How happy are Canadian workers? New ADP monthly index takes the temperature
Just under half (46%) of Canadian workers say they are happy with their current role and responsibilities.
That’s according to ADP Canada’s new Happiness@Work Index, a monthly measure that examines the contentedness of employees. Conducted in collaboration with Maru Public Opinion, the index explores workplace satisfaction across Canada, expressed as a score out of 10, and tracks positive or negative changes over time.
The national score for March is 6.7, which ADP said was consistent with the average benchmark data collected between November 2022 and February 2023.
“We spend a significant portion of our lives at work or thinking about work, so happiness in the workplace is paramount to our overall wellbeing,” said Holger Kormann, president, ADP Canada. “Not only are happy workers typically more productive, engaged and successful, but a workplace environment that is conducive to happiness can positively impact other important aspects of our lives.”
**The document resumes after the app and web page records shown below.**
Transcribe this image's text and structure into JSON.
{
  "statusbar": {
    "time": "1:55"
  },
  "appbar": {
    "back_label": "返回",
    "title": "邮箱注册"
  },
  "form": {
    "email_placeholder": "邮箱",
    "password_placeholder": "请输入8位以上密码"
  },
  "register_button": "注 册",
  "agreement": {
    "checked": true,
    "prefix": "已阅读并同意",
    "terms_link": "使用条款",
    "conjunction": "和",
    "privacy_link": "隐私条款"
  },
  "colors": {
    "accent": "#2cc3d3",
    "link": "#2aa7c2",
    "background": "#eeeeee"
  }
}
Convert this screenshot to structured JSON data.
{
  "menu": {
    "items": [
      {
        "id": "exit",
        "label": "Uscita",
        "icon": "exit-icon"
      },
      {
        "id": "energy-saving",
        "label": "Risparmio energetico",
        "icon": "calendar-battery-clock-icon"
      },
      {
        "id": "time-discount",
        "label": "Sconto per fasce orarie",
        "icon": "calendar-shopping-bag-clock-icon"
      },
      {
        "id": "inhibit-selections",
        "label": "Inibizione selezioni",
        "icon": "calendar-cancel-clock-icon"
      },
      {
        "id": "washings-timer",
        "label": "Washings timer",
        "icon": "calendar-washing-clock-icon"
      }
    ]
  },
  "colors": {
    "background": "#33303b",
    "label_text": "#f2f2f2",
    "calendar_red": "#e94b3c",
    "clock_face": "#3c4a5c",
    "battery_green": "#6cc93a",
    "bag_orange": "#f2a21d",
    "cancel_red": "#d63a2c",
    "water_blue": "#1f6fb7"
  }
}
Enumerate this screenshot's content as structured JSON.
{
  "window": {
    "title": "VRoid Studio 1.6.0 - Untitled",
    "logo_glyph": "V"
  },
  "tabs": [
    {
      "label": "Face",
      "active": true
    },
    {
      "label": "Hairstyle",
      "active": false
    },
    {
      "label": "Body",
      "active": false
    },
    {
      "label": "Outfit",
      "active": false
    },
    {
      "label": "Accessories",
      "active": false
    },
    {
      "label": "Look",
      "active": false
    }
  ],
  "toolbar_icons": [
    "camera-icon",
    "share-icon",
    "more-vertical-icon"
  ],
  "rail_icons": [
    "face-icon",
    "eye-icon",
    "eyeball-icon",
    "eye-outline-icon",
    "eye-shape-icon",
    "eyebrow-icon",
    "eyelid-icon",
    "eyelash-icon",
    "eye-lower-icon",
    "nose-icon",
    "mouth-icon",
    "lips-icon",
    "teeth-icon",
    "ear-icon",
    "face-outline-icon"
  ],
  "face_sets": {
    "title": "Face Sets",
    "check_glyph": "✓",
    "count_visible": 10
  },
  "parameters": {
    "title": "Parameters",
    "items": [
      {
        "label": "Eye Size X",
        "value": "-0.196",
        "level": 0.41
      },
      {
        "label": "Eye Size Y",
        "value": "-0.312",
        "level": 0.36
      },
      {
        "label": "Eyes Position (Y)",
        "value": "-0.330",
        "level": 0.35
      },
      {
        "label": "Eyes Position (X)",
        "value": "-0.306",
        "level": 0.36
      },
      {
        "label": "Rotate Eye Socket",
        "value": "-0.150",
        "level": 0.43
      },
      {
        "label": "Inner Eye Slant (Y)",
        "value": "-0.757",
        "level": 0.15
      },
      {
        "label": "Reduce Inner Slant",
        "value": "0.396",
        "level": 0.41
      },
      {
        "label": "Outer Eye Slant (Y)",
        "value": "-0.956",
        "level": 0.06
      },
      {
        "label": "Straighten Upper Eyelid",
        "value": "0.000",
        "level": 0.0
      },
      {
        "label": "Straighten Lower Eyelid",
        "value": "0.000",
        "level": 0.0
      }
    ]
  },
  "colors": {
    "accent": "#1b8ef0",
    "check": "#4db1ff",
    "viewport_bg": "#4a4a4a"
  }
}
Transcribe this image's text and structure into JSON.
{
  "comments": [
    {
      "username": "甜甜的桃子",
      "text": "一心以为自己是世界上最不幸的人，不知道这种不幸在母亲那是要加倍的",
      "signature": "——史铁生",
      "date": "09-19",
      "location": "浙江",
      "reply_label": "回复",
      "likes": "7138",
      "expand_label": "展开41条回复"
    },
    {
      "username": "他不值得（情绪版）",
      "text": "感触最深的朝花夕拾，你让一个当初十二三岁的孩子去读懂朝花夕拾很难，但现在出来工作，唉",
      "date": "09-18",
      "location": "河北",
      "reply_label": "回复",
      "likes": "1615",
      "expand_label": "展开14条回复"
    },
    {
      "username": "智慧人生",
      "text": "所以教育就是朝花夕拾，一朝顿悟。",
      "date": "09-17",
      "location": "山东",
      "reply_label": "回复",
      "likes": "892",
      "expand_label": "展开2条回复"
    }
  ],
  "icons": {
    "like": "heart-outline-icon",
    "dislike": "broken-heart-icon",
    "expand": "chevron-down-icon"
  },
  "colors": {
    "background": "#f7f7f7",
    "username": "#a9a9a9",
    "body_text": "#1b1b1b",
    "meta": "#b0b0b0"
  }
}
The index includes a primary indicator, Canadian workers’ self-reported sentiment of happiness in their current role and responsibilities. For March, the score was 7.0 out of 10, it said.
There are also four secondary indicators identified to be common components of workplace happiness:
- Work-life balance and flexibility — March 2023 score: 6.8
- Compensation and benefits — March 2023 score: 6.2
- Recognition and Support (from management and colleagues) — March 2023 score: 6.6
- Options for career advancement — March 2023 score: 6.1
Primary and secondary indicators are averaged and weighted to calculate the National Work Happiness Score, along with Regional Work Happiness Scores, the company said.
“The Happiness@Work Index is part of ADP Canada’s commitment to uncover key trends impacting the world of work and to help companies understand the changing needs of their employees,” said Kormann. “Over time, the Index data is intended to be a reference source, documenting the evolution of worker sentiments in workplaces across the country.”
Boomers had the highest National Work Happiness score, at 7.3. Gen-Xers were the least happy, relatively speaking, at 6.6.
Rounding out the scores were Gen-Z (6.8) and Millennials (6.7).
Workers in Quebec were the happiest in the country, with a score of 7.0 out of 10. Those in Ontario were the grumpiest, scoring 6.5 out of 10. Here’s how the rest of the country scored:
- British Columbia: 6.9
- Alberta: 6.8
- Atlantic Canada: 6.7
- Saskatchewan/Manitoba: 6.7.
About the index
The Happiness@Work Index is measured monthly through a survey fielded by Maru Public Opinion on behalf of ADP Canada and is undertaken by the sample and data collection experts at Maru/Blue. The survey is run in the first week of each reported month for consistency purposes and asks over 1,200 randomly selected employed Canadian adults (including both employees and self-employed individuals) who are Maru Voice Canada online panelists to rate workplace factors on a scale from 1 to 10. Discrepancies in or between totals when compared to the data tables are due to rounding.
The results are weighted by education, age, gender and region (and in Québec, language) to match the population, according to Census data. This is to ensure the sample is representative of the entire adult population of Canada. For comparison purposes, a probability sample of this size has an estimated margin of error (which measures sampling variability) of +/-2.8%, 19 times out of 20.
The index will be published on the last Wednesday of the month.
Print this page
- Ramadan highlights how workplaces can better support Muslim employees
- Google, others say Uganda anti-LGBTQ bill bad for business